(Listed entries Opens)

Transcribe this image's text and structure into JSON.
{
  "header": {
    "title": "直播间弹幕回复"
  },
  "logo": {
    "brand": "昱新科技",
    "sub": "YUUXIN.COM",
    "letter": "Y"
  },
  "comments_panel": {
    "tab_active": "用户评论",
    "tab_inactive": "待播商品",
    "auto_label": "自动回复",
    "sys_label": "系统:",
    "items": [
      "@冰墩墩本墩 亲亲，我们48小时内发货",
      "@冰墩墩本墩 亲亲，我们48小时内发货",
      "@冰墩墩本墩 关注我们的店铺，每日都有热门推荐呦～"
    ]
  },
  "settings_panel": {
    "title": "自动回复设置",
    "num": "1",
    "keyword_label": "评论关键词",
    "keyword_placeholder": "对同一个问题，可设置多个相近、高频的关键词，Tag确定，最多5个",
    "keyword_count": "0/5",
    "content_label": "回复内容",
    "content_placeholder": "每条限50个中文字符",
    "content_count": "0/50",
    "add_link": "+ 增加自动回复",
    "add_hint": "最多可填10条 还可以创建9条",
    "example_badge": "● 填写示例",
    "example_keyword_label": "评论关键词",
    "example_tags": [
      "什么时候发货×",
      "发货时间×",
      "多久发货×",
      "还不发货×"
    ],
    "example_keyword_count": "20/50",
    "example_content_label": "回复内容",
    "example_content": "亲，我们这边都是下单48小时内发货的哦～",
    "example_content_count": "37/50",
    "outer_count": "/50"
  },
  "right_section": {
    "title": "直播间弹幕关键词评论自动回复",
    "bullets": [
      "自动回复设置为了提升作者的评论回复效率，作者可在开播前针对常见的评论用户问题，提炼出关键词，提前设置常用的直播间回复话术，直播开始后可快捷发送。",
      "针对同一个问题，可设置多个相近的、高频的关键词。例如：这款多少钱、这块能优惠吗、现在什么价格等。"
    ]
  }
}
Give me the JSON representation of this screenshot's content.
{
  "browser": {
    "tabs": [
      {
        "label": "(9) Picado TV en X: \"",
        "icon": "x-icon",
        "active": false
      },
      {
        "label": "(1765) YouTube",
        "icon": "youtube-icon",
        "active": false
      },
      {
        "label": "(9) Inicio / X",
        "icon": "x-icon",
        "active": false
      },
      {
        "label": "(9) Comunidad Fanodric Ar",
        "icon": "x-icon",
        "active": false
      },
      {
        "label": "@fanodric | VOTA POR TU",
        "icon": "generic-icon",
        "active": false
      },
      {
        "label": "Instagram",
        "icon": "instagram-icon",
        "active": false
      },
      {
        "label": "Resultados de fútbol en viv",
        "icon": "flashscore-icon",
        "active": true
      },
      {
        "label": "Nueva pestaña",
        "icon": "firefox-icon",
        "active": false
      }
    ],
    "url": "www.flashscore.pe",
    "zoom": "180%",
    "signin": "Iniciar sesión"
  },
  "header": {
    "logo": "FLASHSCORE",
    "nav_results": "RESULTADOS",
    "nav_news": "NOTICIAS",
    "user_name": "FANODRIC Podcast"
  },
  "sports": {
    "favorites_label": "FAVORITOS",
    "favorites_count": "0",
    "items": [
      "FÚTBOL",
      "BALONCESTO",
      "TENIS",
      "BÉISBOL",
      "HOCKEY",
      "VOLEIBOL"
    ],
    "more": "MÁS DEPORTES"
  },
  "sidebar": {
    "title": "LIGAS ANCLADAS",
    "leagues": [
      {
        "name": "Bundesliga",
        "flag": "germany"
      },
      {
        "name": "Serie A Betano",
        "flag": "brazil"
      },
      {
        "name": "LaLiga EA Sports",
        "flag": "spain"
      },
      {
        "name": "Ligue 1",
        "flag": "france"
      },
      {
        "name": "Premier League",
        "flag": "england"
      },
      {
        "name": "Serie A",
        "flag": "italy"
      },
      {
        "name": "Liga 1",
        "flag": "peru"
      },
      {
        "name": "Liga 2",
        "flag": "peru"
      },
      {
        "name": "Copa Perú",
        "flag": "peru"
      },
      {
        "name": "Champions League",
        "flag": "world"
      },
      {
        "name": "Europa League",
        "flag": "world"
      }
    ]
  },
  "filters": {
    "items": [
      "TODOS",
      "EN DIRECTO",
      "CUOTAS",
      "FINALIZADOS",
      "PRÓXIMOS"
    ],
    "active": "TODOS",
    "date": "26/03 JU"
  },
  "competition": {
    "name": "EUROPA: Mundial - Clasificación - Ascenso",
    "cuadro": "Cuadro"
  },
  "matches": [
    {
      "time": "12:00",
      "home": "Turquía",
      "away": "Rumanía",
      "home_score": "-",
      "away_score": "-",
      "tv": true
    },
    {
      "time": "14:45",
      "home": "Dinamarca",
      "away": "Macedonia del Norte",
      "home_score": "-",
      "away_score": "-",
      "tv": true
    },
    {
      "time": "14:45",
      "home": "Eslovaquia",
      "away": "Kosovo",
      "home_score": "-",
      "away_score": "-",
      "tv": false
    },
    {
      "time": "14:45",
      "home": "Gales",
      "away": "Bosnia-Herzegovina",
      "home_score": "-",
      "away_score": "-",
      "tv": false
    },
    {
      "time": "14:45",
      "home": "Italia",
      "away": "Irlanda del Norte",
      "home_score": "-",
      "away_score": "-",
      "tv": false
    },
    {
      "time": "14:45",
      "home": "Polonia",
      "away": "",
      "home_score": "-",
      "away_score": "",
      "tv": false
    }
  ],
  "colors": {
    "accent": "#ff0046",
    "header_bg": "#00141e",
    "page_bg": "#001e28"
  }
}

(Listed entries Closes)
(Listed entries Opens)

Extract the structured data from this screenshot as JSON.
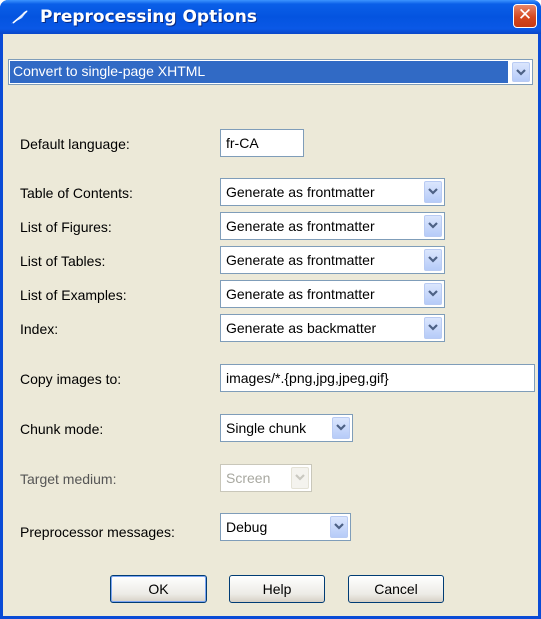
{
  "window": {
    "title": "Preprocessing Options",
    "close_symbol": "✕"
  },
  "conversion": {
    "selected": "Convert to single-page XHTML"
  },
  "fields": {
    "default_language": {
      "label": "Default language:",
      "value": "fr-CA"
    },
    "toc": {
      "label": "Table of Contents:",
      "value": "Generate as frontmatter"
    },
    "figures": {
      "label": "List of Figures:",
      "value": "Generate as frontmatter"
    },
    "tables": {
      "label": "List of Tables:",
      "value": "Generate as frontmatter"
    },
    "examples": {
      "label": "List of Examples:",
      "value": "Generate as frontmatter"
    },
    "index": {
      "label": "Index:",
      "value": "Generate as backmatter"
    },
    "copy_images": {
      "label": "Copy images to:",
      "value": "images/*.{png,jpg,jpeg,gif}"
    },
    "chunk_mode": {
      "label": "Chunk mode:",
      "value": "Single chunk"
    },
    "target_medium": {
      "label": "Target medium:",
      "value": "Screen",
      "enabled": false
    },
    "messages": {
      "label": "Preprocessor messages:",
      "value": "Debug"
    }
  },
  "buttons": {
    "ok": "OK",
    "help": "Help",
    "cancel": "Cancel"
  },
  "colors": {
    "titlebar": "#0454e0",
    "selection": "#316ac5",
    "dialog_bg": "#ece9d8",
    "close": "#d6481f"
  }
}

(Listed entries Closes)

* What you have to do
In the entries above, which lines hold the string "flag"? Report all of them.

* Response to this exercise
        "flag": "germany"
        "flag": "brazil"
        "flag": "spain"
        "flag": "france"
        "flag": "england"
        "flag": "italy"
        "flag": "peru"
        "flag": "peru"
        "flag": "peru"
        "flag": "world"
        "flag": "world"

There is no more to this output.